Work request: Scan the data. Collect each line that contains the word "JSON".

Element data from apps and pages:
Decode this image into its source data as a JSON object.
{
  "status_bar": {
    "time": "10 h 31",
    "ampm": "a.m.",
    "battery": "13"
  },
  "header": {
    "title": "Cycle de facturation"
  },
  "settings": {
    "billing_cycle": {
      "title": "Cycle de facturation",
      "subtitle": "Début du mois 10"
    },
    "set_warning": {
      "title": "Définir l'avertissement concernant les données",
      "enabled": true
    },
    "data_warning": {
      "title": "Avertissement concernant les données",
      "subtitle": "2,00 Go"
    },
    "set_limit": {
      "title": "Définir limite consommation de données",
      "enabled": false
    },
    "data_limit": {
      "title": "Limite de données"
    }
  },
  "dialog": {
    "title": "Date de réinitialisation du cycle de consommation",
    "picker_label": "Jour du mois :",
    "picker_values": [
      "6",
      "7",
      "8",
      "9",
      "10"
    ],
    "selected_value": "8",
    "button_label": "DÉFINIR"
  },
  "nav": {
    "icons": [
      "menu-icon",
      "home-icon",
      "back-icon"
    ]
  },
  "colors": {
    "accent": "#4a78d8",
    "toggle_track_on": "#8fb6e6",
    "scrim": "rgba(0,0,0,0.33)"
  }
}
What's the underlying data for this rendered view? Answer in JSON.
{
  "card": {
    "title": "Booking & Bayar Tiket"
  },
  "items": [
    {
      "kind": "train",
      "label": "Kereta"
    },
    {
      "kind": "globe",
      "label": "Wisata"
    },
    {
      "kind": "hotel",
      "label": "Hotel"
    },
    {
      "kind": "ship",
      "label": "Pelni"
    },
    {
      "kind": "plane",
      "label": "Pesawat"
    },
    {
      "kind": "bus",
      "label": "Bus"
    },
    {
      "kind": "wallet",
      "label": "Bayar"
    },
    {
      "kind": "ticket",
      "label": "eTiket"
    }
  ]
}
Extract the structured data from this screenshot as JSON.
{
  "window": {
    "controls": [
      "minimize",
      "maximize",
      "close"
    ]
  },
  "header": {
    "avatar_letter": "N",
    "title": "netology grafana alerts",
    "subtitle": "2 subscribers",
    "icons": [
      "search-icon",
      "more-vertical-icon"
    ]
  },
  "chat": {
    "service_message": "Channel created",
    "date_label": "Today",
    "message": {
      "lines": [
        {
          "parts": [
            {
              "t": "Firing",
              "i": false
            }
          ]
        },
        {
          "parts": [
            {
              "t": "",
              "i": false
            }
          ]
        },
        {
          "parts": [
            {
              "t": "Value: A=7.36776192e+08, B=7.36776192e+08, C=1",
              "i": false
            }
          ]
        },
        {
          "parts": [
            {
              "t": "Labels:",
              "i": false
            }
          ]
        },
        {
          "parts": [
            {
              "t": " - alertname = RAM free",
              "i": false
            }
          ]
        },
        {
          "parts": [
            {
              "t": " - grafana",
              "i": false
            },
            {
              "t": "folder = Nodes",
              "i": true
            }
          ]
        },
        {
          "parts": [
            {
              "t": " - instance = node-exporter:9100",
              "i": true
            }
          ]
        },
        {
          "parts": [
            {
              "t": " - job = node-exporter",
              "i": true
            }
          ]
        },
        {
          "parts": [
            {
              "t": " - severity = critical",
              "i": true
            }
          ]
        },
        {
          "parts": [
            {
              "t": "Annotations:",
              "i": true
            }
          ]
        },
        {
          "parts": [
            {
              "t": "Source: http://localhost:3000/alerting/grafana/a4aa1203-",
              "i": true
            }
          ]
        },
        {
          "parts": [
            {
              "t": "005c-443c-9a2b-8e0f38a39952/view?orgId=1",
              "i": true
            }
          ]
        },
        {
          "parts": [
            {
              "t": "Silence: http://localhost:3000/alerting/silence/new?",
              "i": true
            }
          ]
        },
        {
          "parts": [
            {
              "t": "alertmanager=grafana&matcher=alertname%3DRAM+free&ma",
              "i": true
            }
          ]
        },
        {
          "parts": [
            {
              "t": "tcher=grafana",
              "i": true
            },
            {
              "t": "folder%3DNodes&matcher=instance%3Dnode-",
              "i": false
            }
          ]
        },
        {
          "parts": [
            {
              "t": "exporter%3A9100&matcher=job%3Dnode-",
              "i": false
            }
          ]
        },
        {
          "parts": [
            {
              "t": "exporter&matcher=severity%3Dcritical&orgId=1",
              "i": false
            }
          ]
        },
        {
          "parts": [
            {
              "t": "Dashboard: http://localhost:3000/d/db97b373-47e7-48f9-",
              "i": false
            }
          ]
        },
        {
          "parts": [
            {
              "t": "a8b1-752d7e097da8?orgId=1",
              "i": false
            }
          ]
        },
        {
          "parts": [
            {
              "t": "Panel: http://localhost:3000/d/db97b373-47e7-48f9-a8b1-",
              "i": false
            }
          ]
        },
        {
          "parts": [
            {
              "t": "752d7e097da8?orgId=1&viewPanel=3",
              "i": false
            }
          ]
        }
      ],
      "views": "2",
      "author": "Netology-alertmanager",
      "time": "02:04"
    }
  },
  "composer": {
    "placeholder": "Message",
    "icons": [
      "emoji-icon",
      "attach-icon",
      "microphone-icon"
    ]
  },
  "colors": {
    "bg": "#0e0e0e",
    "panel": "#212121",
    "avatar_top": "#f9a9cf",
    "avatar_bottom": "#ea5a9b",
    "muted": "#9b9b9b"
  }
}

Solution to this task:
Decode this image into its source data as a JSON object.
What's the underlying data for this rendered view? Answer in JSON.
Extract the structured data from this screenshot as JSON.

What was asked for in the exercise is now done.